August 2020

Running successful virtual meetings: An example from PRIME Parkinson

PRIME study logo

Parkinson’s disease (PD) is the second most common neurodegenerative disease after Alzheimer’s disease. The number of people affected by PD is growing globally, and it is estimated to have more than doubled from 2.5 million people in 1990 to 6.1 million in 2016.  Not only does PD reduce life expectancy, but it negatively impacts on quality of life and is associated with an increased frequency of hospital admissions.

PRIME Parkinson (@pdPrime) is a £10 million programme of research designed to innovate care in people with Parkinson’s, and is led by Dr Emily Henderson at Bristol Medical School. The research assesses a new integrated care model designed specifically for people with Parkinson’s disease, and is being run in Bath, UK and Nijmegen, Netherlands.

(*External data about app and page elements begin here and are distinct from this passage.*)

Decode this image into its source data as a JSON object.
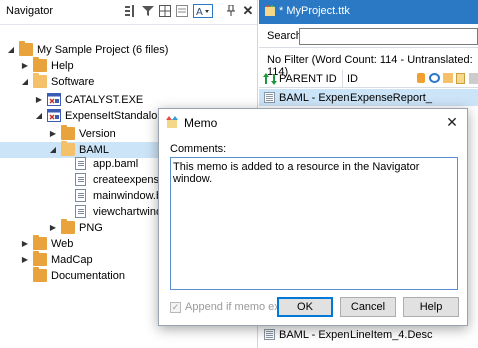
{
  "navigator": {
    "title": "Navigator",
    "toolbar_icons": [
      "move-icon",
      "filter-icon",
      "grid-icon",
      "list-icon",
      "text-mode-icon",
      "pin-icon",
      "close-icon"
    ],
    "tree": [
      {
        "label": "My Sample Project (6 files)",
        "icon": "project-folder-icon",
        "expander": "collapse",
        "selected": false
      },
      {
        "label": "Help",
        "icon": "folder-icon",
        "expander": "expand",
        "selected": false
      },
      {
        "label": "Software",
        "icon": "folder-open-icon",
        "expander": "collapse",
        "selected": false
      },
      {
        "label": "CATALYST.EXE",
        "icon": "exe-icon",
        "expander": "expand",
        "selected": false
      },
      {
        "label": "ExpenseItStandalone.exe",
        "icon": "exe-icon",
        "expander": "collapse",
        "selected": false
      },
      {
        "label": "Version",
        "icon": "folder-icon",
        "expander": "expand",
        "selected": false
      },
      {
        "label": "BAML",
        "icon": "folder-open-icon",
        "expander": "collapse",
        "selected": true
      },
      {
        "label": "app.baml",
        "icon": "file-icon",
        "expander": "",
        "selected": false
      },
      {
        "label": "createexpensereportpage.baml",
        "icon": "file-icon",
        "expander": "",
        "selected": false
      },
      {
        "label": "mainwindow.baml",
        "icon": "file-icon",
        "expander": "",
        "selected": false
      },
      {
        "label": "viewchartwindow.baml",
        "icon": "file-icon",
        "expander": "",
        "selected": false
      },
      {
        "label": "PNG",
        "icon": "folder-icon",
        "expander": "expand",
        "selected": false
      },
      {
        "label": "Web",
        "icon": "folder-icon",
        "expander": "expand",
        "selected": false
      },
      {
        "label": "MadCap",
        "icon": "folder-icon",
        "expander": "expand",
        "selected": false
      },
      {
        "label": "Documentation",
        "icon": "folder-icon",
        "expander": "",
        "selected": false
      }
    ]
  },
  "editor": {
    "tab_title": "* MyProject.ttk",
    "search_label": "Search",
    "search_value": "",
    "filter_text": "No Filter (Word Count: 114 - Untranslated: 114)",
    "columns": {
      "parent_id": "PARENT ID",
      "id": "ID"
    },
    "rows": [
      {
        "parent_id": "BAML - Expense",
        "id": "ExpenseReport_",
        "selected": true
      },
      {
        "parent_id": "BAML - Expense",
        "id": "LineItem_4.Desc",
        "selected": false
      }
    ]
  },
  "memo_dialog": {
    "title": "Memo",
    "comments_label": "Comments:",
    "comments_value": "This memo is added to a resource in the Navigator window.",
    "append_label": "Append if memo exists",
    "append_checked": true,
    "ok_label": "OK",
    "cancel_label": "Cancel",
    "help_label": "Help"
  },
  "colors": {
    "tab_active": "#2b78c5",
    "selection": "#cce4f7",
    "folder": "#e8a33d",
    "default_button_border": "#0078d7"
  }
}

The UK and Dutch Teams, along with the funder, meet in person biannually to discuss the progress of PRIME-Parkinson. This year Dutch colleagues were due to travel to Bristol, but the meeting was instead moved online for the first time and took place on 9th March 2020. The virtual meeting ran smoothly, objectives were met, and the research programme continues to move successfully forwards. The accompanying photo shows the UK team gathered at the University of Bristol whilst Dutch colleagues, and representatives from the funding body, can be seen on the screen behind.

Five members of the study team smiling at camera

PRIME Parkinson is one of a portfolio of studies in older adults which are ongoing in The Ageing and Movement Group at Bristol Medical School. Other studies include the Chief-PD trial (@chiefpd2) that seeks to evaluate whether cognitive enhancement with a drug called rivastigmine prevents falls, and an educational workstream that innovates teaching methods in geriatric medicine.

PRIME Parkinson Programme Manager: Dr Fiona Lithander, @FionaLithander

PRIME Parkinson is funded by the Gatsby Foundation

 

 


NIHR CTU Support Funding – Supporting efficient/innovative delivery of NIHR research

The Bristol Trials Centre (BTC) have successfully been awarded NIHR funding for projects aiming to improve the delivery of clinical trials. One of these projects will be run from the Bristol Royal Infirmary (BRI) Hub.

Development of an electronic trial management system – Lead applicant Dr Lucy Culliford

Funding has been awarded to develop a generic electronic trial management system which will be available to other Clinical Trial Units (CTUs).

The system will incorporate:

  • the trial master site file
  • investigator site files
  • delegation log, and
  • functionality to streamline central coordination of studies.

The intention is that the system will be suitable for use in all studies, including clinical trials of investigational medicinal products and device trials, and made available at minimal cost.

Accessibility will be a key focus with the system being web-based and optimised for use on tablets and phones.

The aim is to have the system ready in the next 12 months for CTUs to manage studies and interactions with sites.